The story of how those scrolls traveled from the hand of young Bedouin goatherders to be under the scrutinous eyes of international scholars is stranger than fiction. Well, at least the above account is the accepted version of the scrolls’ discovery. In recent years there has been some skepticism expressed about the tale above, asserting that it was concocted by the Bedouin who actually had been engaged in illegal “excavating” for years and wanted to cover their “discovery” with this tale of accidental, unintentional good fortune! Although all the details of the original “discovery” will probably never be known for sure, this much is clear. After hanging from a pole in a Bedouin tent for a period of time, the seven original scrolls were sold to two separate Arab antiquities dealers in Bethlehem—one was the famous cobbler, “Kando” who eventually became a rich man through trading in antiquities such as these. From there, four were sold (for a small amount) to Athanasius Samuel, Syrian Orthodox Metropolitan at St. Mark’s Monastery in the Old City of Jerusalem—the head of Kando’s church.

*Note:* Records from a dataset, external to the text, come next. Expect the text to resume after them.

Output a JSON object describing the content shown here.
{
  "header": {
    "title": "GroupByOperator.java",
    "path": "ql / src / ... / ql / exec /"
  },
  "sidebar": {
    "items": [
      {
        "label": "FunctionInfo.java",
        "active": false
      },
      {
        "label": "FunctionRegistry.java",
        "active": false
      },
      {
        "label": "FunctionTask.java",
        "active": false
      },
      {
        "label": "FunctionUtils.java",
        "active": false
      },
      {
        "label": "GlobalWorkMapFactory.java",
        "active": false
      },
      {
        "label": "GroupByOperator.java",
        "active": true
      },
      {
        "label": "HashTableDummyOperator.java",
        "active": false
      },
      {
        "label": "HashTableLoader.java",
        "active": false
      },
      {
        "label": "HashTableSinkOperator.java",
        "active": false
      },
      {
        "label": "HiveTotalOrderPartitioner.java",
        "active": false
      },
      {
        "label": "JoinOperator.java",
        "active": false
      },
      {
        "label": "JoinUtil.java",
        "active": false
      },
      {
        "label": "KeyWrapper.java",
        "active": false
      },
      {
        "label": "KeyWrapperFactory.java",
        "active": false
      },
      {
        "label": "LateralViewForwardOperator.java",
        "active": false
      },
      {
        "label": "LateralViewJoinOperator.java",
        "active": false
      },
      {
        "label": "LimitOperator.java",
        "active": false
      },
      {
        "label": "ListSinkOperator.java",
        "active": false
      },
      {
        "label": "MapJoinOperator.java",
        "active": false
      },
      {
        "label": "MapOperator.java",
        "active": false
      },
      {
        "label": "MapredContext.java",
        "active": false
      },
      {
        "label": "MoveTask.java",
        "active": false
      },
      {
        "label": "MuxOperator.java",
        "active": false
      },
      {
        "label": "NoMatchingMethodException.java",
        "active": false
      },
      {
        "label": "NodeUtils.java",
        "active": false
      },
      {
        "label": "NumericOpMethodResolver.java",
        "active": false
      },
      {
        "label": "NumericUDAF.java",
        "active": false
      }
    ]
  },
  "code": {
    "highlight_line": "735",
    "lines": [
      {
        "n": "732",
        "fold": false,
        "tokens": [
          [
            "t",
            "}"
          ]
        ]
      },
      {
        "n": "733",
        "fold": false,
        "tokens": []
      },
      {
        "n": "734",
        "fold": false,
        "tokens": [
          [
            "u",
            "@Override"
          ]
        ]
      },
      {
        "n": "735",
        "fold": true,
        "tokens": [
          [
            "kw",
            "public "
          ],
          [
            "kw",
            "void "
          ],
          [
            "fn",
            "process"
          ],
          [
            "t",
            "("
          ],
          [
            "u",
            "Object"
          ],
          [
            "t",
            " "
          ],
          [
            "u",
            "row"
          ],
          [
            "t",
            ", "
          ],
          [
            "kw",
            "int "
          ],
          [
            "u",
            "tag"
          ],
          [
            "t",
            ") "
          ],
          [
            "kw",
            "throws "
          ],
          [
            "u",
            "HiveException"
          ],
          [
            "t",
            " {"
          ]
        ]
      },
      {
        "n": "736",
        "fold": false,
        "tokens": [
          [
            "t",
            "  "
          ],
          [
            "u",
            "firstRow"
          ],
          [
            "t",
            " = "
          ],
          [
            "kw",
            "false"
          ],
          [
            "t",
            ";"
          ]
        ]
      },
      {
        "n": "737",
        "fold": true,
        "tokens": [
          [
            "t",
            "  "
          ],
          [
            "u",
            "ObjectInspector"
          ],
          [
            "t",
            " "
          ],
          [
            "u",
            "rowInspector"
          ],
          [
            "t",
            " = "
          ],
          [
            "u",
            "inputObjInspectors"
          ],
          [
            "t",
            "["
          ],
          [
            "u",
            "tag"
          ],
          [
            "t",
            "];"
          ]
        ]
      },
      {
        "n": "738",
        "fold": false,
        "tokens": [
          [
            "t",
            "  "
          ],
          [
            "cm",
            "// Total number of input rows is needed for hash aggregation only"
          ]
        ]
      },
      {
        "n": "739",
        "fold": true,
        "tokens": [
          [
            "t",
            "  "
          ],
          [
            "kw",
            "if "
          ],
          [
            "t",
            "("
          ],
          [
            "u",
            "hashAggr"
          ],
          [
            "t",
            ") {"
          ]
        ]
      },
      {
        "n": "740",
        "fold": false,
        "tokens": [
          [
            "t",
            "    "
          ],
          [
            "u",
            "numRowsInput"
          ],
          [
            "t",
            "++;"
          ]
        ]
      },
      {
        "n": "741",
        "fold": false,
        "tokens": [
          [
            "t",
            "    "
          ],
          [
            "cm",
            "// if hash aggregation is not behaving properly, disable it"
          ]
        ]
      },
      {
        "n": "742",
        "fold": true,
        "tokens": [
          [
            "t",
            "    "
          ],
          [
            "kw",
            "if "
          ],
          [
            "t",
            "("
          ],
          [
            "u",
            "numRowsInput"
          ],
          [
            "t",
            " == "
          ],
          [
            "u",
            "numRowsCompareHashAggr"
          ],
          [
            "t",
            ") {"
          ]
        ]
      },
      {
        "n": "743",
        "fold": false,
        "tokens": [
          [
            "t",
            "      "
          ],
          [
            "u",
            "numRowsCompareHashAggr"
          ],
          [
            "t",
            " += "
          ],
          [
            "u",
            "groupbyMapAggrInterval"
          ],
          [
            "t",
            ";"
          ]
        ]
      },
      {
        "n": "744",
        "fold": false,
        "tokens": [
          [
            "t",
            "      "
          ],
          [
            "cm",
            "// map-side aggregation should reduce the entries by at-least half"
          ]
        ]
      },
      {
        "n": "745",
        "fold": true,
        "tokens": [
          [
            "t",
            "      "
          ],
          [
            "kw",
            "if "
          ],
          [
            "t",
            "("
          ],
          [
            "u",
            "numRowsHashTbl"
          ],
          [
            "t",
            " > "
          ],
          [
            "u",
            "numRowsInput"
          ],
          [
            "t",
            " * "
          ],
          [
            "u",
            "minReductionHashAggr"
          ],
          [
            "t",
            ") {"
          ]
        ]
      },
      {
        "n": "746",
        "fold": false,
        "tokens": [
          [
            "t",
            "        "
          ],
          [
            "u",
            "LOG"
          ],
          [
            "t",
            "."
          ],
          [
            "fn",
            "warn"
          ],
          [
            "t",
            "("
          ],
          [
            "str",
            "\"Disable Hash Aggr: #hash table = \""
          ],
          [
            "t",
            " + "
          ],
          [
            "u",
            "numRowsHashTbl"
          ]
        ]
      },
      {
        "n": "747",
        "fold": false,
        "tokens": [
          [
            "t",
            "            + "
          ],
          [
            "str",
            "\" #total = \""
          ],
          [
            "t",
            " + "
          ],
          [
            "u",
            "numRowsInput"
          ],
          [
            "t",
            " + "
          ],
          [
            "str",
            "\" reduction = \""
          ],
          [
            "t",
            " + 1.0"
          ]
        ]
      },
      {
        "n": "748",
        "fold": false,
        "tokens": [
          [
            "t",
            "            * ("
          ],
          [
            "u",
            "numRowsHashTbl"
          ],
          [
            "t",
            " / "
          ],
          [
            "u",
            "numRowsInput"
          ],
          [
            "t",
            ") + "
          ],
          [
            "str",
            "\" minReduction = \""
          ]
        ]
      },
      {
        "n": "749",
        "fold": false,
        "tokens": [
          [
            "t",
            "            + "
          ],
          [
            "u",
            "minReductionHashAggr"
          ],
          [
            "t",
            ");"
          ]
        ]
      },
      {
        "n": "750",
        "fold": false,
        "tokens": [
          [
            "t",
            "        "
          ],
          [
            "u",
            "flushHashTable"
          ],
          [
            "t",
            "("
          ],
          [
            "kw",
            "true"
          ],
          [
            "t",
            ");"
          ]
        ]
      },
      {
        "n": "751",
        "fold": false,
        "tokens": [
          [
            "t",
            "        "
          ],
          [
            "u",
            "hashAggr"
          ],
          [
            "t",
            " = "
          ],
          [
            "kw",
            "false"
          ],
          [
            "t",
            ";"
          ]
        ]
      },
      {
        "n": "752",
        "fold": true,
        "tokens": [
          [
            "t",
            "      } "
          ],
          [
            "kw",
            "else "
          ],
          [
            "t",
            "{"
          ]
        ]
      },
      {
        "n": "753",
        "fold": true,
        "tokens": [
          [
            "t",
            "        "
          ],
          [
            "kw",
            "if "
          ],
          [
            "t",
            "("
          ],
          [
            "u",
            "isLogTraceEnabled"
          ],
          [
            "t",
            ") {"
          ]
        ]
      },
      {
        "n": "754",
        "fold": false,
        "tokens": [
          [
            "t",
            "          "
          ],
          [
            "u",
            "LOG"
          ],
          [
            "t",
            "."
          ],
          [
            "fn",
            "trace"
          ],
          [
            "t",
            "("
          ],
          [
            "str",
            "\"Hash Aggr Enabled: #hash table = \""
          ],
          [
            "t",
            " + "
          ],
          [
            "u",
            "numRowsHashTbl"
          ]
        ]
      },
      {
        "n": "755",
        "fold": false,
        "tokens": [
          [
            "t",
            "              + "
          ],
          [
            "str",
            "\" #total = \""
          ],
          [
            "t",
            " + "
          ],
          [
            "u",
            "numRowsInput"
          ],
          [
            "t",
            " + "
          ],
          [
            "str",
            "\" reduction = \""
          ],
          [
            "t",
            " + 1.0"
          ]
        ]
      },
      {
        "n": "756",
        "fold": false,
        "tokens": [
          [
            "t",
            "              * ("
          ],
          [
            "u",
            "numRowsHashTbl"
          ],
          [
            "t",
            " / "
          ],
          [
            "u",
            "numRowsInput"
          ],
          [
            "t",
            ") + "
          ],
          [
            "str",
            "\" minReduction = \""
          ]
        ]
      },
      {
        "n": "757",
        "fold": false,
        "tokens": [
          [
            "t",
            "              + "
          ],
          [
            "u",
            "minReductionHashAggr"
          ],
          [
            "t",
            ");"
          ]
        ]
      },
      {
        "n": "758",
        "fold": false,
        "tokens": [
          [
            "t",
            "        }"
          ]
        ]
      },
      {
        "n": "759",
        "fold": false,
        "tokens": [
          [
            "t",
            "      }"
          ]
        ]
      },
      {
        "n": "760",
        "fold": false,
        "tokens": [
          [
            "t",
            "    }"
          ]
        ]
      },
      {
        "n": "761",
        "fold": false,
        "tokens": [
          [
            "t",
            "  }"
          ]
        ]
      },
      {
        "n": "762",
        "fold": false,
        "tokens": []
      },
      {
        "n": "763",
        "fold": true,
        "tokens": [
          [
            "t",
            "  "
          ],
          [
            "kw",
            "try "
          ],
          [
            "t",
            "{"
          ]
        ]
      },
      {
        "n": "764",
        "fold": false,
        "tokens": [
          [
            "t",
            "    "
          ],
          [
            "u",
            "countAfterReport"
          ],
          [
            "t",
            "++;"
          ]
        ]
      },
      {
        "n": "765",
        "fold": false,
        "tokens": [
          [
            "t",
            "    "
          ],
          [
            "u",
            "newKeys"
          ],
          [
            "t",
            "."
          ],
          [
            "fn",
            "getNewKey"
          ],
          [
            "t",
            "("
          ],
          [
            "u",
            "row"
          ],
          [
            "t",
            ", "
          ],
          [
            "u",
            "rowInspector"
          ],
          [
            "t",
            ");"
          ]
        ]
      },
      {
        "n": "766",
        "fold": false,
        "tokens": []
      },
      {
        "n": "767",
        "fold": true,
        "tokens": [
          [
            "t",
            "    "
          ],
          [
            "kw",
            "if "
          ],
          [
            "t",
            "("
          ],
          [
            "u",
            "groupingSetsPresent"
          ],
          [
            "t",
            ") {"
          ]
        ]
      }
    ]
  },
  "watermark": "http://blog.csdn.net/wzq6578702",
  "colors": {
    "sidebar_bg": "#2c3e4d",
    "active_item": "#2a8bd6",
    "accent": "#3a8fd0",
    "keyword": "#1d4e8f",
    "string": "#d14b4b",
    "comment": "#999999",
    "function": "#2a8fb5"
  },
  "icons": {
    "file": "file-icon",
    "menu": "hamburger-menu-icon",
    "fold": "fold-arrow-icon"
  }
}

Scholars at the American School of Oriental Research in Jerusalem who examined them were the first to realize their antiquity. John Trever photographed them in detail, and the great archaeologist William F. Albright soon announced that the scrolls were from the period between 200 BC and AD 200. The initial announcements were then made that the oldest manuscripts ever discovered had been found in the Judean desert!
Three of the other original scrolls found by the Bedouin boys were sold to E. L. Sukenik, archaeologist at the Hebrew University and father of Yigael Yadin (an Israeli army general who later became a famous archaeologist). The drama of these events was heightened because these were the last days of the British Mandate period in Palestine, and tensions between the Arab and Jewish population were great. This made the transporting and examination of the scrolls by scholars an extremely dangerous maneuver at times.
All of the scrolls finally came together at the Hebrew University under another strange set of circumstances. After touring the United States with his four scrolls and not being able to find an interested buyer, Metropolitan Samuel placed an ad in the Wall Street Journal. By “coincidence” Yigael Yadin happened to be lecturing in New York when someone brought to his attention the advertisement. Through an intermediary, the Biblical scholar Harry Orlinsky, he was able to purchase for the State of Israel these priceless scrolls for around $250,000. In February of 1955, the Prime Minister of Israel announced that the State of Israel had purchased the scrolls, and all seven (including the three purchased earlier by Professor Sukenik) were to be housed in a special museum at the Hebrew University named the Shrine of the Book, where they can still be seen today.
The initial announcement about the scrolls had prompted feverish searches in the area of the original cave. An official archaeological expedition was begun in 1949 which eventually resulted in the discovery of ten additional caves in the surrounding area also containing scrolls. The archaeologists also directed their attention to a small ruin nearby called “Khirbet Qumran,” which had been thought of previously as the remains of an old Roman fortress. After six seasons of intensive excavation, the scholars were sure beyond any reasonable doubt that the scrolls found their origin in this community which flourished between 125 BC and AD 68.
The ruins and scrolls reveal that a substantial group of Jewish ascetics called Essenes inhabited this community. Storehouses, aqueducts, ritual baths and an assembly hall were all uncovered. One of the most interesting rooms uncovered was what appears to be a sort of scriptorium, identified by two inkwells discovered there along with some benches for scribes. It was in this room that many of the discovered manuscripts were copied.